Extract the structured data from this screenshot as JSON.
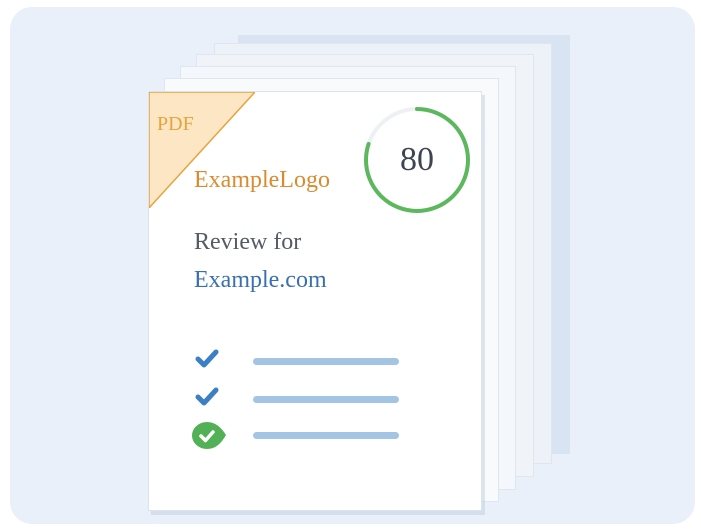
{
  "document_card": {
    "badge": {
      "label": "PDF",
      "color": "#e8a33c",
      "fill": "#fde6c4"
    },
    "logo_text": "ExampleLogo",
    "review_prefix": "Review for",
    "site": "Example.com",
    "score": {
      "value": "80",
      "fraction": 0.8,
      "ring_color": "#5cb85c",
      "track_color": "#eef1f4"
    }
  },
  "checklist": [
    {
      "icon": "checkmark-icon",
      "color": "#3b7fc4"
    },
    {
      "icon": "checkmark-icon",
      "color": "#3b7fc4"
    },
    {
      "icon": "check-badge-icon",
      "color": "#52b157"
    }
  ],
  "colors": {
    "panel_background": "#e9f0f9",
    "placeholder_bar": "#a3c4e3"
  }
}
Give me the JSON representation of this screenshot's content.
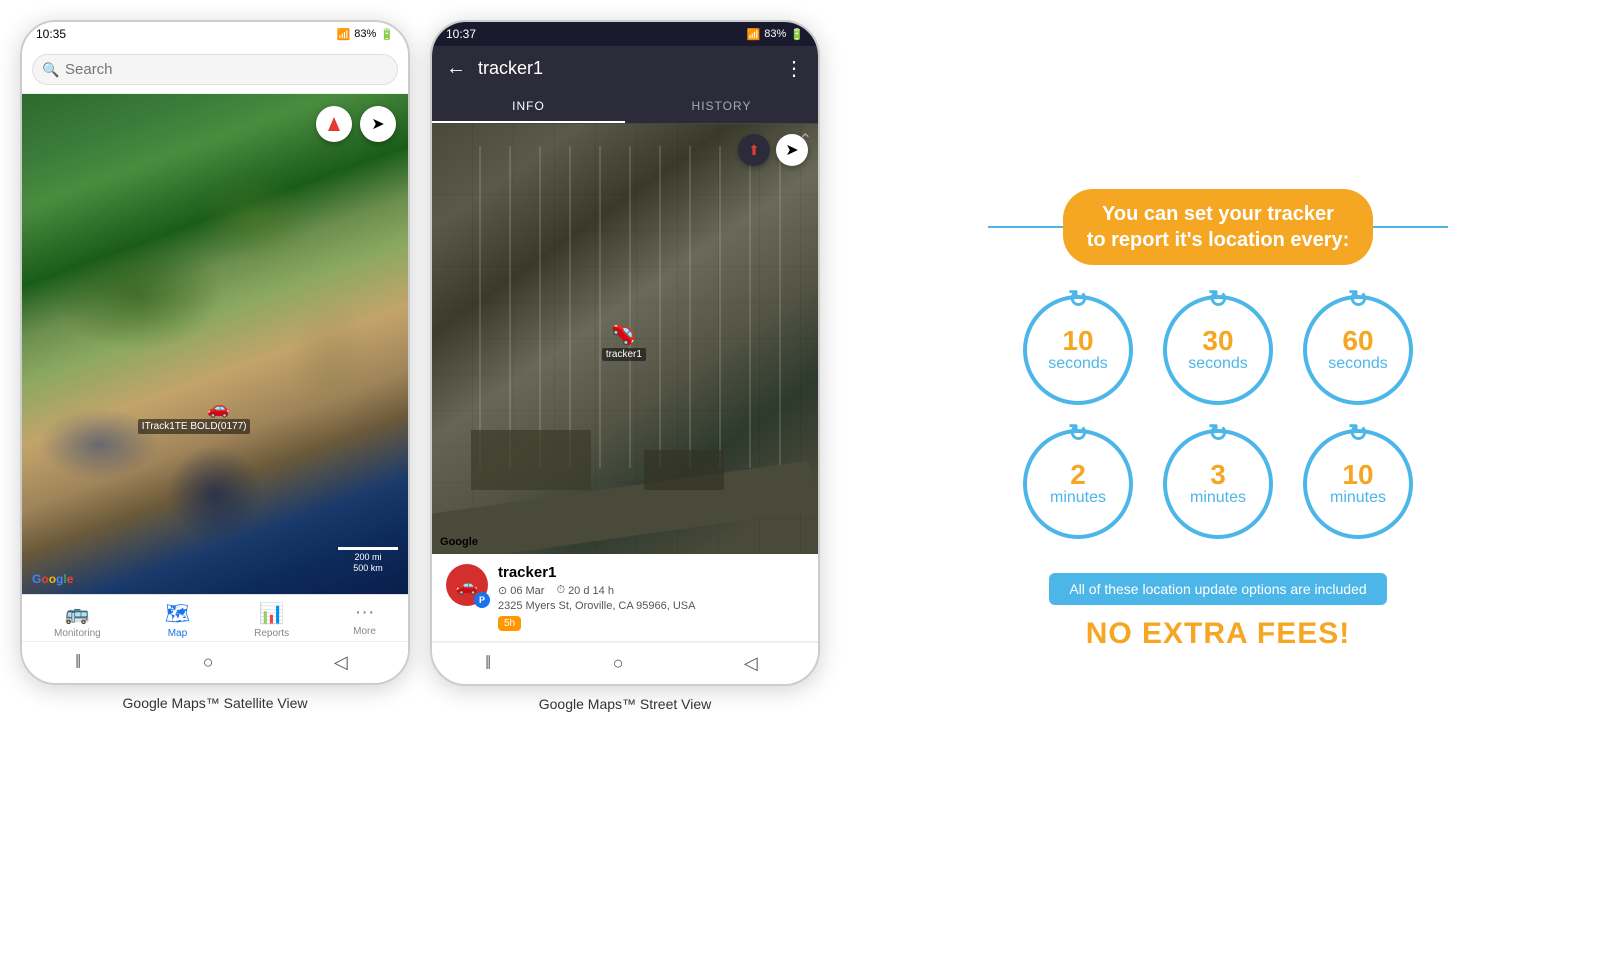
{
  "phone1": {
    "status_time": "10:35",
    "status_signal": "📶",
    "status_battery": "83%",
    "search_placeholder": "Search",
    "map_label": "ITrack1TE BOLD(0177)",
    "google_logo": "Google",
    "scale_200mi": "200 mi",
    "scale_500km": "500 km",
    "nav_items": [
      {
        "label": "Monitoring",
        "icon": "🚌",
        "active": false
      },
      {
        "label": "Map",
        "icon": "🗺",
        "active": true
      },
      {
        "label": "Reports",
        "icon": "📊",
        "active": false
      },
      {
        "label": "More",
        "icon": "···",
        "active": false
      }
    ],
    "caption": "Google Maps™ Satellite View"
  },
  "phone2": {
    "status_time": "10:37",
    "status_signal": "📶",
    "status_battery": "83%",
    "header_title": "tracker1",
    "tab_info": "INFO",
    "tab_history": "HISTORY",
    "tracker_name": "tracker1",
    "tracker_date": "06 Mar",
    "tracker_duration": "20 d 14 h",
    "tracker_address": "2325 Myers St, Oroville, CA 95966, USA",
    "tracker_badge": "5h",
    "tracker_label": "tracker1",
    "google_logo": "Google",
    "caption": "Google Maps™ Street View"
  },
  "infographic": {
    "title_line1": "You can set your tracker",
    "title_line2": "to report it's location every:",
    "circles": [
      {
        "number": "10",
        "unit": "seconds"
      },
      {
        "number": "30",
        "unit": "seconds"
      },
      {
        "number": "60",
        "unit": "seconds"
      },
      {
        "number": "2",
        "unit": "minutes"
      },
      {
        "number": "3",
        "unit": "minutes"
      },
      {
        "number": "10",
        "unit": "minutes"
      }
    ],
    "included_text": "All of these location update options are included",
    "no_fees_text": "NO EXTRA FEES!"
  }
}
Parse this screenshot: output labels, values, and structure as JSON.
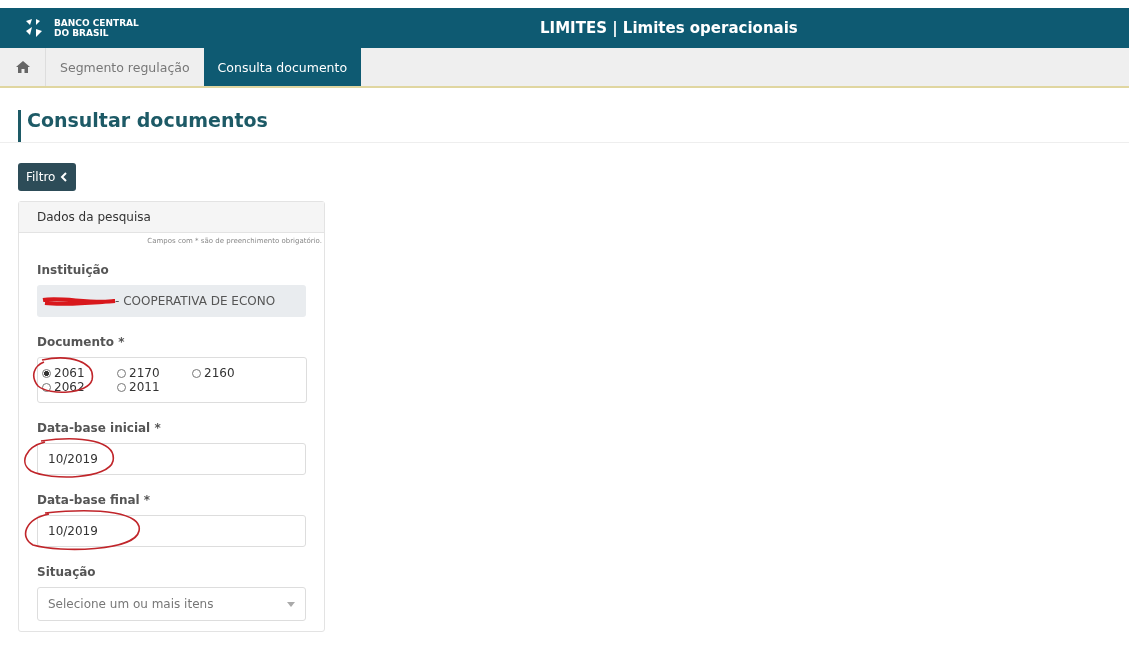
{
  "header": {
    "logo_line_1": "BANCO CENTRAL",
    "logo_line_2": "DO BRASIL",
    "title": "LIMITES | Limites operacionais"
  },
  "nav": {
    "tabs": [
      {
        "label": "Segmento regulação",
        "selected": false
      },
      {
        "label": "Consulta documento",
        "selected": true
      }
    ]
  },
  "page_title": "Consultar documentos",
  "filter_button": "Filtro",
  "panel": {
    "title": "Dados da pesquisa",
    "required_note": "Campos com * são de preenchimento obrigatório.",
    "institution": {
      "label": "Instituição",
      "value": "- COOPERATIVA DE ECONO"
    },
    "document": {
      "label": "Documento *",
      "options": [
        {
          "label": "2061",
          "selected": true
        },
        {
          "label": "2170",
          "selected": false
        },
        {
          "label": "2160",
          "selected": false
        },
        {
          "label": "2062",
          "selected": false
        },
        {
          "label": "2011",
          "selected": false
        }
      ]
    },
    "start_date": {
      "label": "Data-base inicial *",
      "value": "10/2019"
    },
    "end_date": {
      "label": "Data-base final *",
      "value": "10/2019"
    },
    "status": {
      "label": "Situação",
      "placeholder": "Selecione um ou mais itens"
    }
  }
}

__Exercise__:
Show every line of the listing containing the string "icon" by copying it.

__Response__:
      "icon": "checkmark-icon",
      "icon": "checkmark-icon",
      "icon": "check-badge-icon",
        "icon": "🚌",
        "icon": "🗺",
        "icon": "📊",
        "icon": "···",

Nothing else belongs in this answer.